By Staff Writer
Female workers in Iran are toiling away without basic rights in conditions described as “new slavery”, according to the Women’s Committee of the National Council of Resistance of Iran (NCRI).
International Labour Day, celebrated annually on May 1, is an occasion to defend the rights of workers, but these do not exist for female (or any) workers in Iran. Many labourers have been working without pay for months or even over a year. In desperation, these poor souls have turned to high-interest loans, selling their organs, and even setting themselves on fire to escape poverty.
The situation is made even worse for female workers because women are “systematically discriminated against in the law, in employment and job market, and in every other realm of life”. This makes it even harder for female workers to advocate for their rights and gain fair employment.
The main problems of female workers in Iran include:
• low wages: women often toil in factories for 10 to 12 hours, earning only a dollar a day, which is a third below the minimum wage and seven times below the poverty line. Those who do not have a specific employer are ripped off by intermediaries who sell their products.
• inferior jobs: Iranian law gives preference in employment to men, so women are often only able to take unmonitored and unofficial workshop jobs. Women desperate to earn money to support their families are forced to take whatever job they can.
• no insurance: 80% of those without insurance in Iran are women because they are more likely to be in unstable jobs where employers do not pay benefits or insurance.
• lack of job security: women are the first to be laid off in economic crises because employers believe that they are less productive because of (potential) marriage and pregnancy. Two-thirds of those unemployed in Iran are women.
Ahmad Amirabadi Farahani, a member of the presiding board of the mullahs’ parliament, said: “Oppression of women in some production units with regards to the payment of their wages and their long working hours is new slavery.”

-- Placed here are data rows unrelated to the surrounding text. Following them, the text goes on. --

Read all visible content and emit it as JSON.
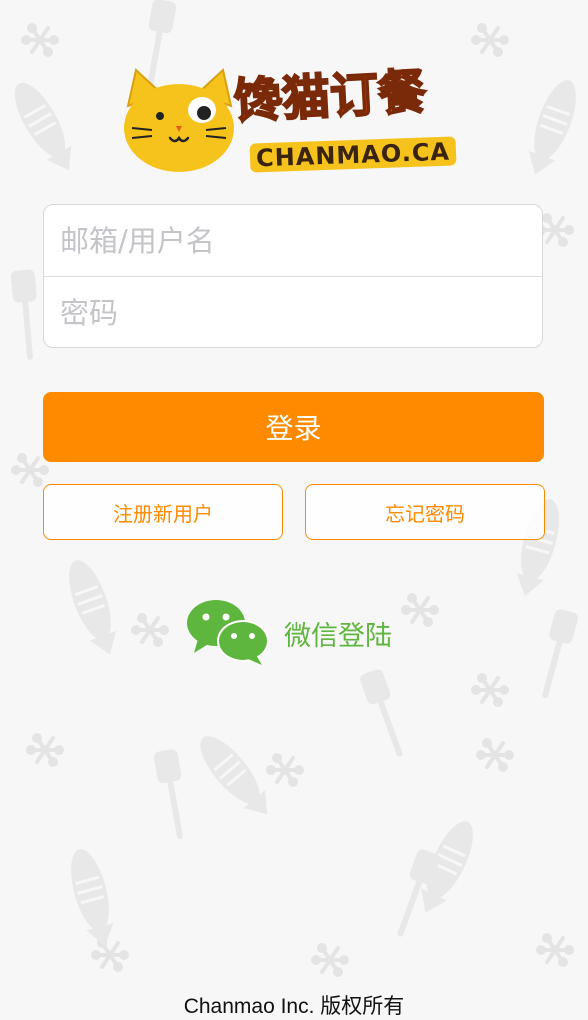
{
  "brand": {
    "title": "馋猫订餐",
    "domain": "CHANMAO.CA"
  },
  "login_form": {
    "username_placeholder": "邮箱/用户名",
    "password_placeholder": "密码",
    "username_value": "",
    "password_value": ""
  },
  "actions": {
    "login_label": "登录",
    "register_label": "注册新用户",
    "forgot_label": "忘记密码",
    "wechat_label": "微信登陆"
  },
  "footer": {
    "copyright": "Chanmao Inc. 版权所有"
  },
  "colors": {
    "accent": "#ff8a00",
    "wechat_green": "#5fb63f",
    "background": "#f7f7f7",
    "pattern": "#e6e6e6"
  },
  "icons": {
    "logo": "cat-face-icon",
    "wechat": "wechat-icon"
  }
}
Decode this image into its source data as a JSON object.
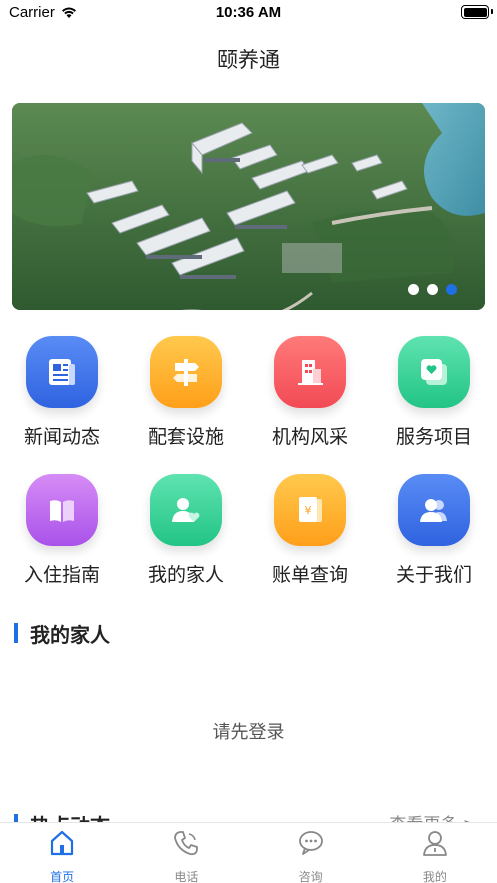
{
  "status_bar": {
    "carrier": "Carrier",
    "time": "10:36 AM"
  },
  "nav": {
    "title": "颐养通"
  },
  "banner": {
    "page_count": 3,
    "active_index": 2
  },
  "menu": [
    {
      "label": "新闻动态",
      "icon": "news-icon",
      "color_from": "#5a8cf5",
      "color_to": "#2f63e0"
    },
    {
      "label": "配套设施",
      "icon": "signpost-icon",
      "color_from": "#ffc94d",
      "color_to": "#ff9f1a"
    },
    {
      "label": "机构风采",
      "icon": "building-icon",
      "color_from": "#ff7a7a",
      "color_to": "#f24a55"
    },
    {
      "label": "服务项目",
      "icon": "service-icon",
      "color_from": "#5fe3b0",
      "color_to": "#22c485"
    },
    {
      "label": "入住指南",
      "icon": "book-icon",
      "color_from": "#d68cf5",
      "color_to": "#a952ea"
    },
    {
      "label": "我的家人",
      "icon": "family-icon",
      "color_from": "#5fe3b0",
      "color_to": "#22c485"
    },
    {
      "label": "账单查询",
      "icon": "bill-icon",
      "color_from": "#ffc94d",
      "color_to": "#ff9f1a"
    },
    {
      "label": "关于我们",
      "icon": "about-icon",
      "color_from": "#5a8cf5",
      "color_to": "#2f63e0"
    }
  ],
  "family_section": {
    "title": "我的家人",
    "empty_text": "请先登录"
  },
  "news_section": {
    "title": "热点动态",
    "more": "查看更多 >"
  },
  "tabs": [
    {
      "label": "首页",
      "icon": "home-icon",
      "active": true
    },
    {
      "label": "电话",
      "icon": "phone-icon",
      "active": false
    },
    {
      "label": "咨询",
      "icon": "chat-icon",
      "active": false
    },
    {
      "label": "我的",
      "icon": "user-icon",
      "active": false
    }
  ],
  "colors": {
    "accent": "#1f6fe5",
    "text": "#222222",
    "muted": "#888888"
  }
}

Fatemeh Pourno, Secretary of the Union of Women Workers in Qazvin, said: “Female workers work in step with men in production units, but do not receive equal wages. They are not aware of their legal rights. Therefore, they do not even find out if their insurance has been considered in their payrolls. But they do not file any complaints in this regard since they fear being fired by their employers.”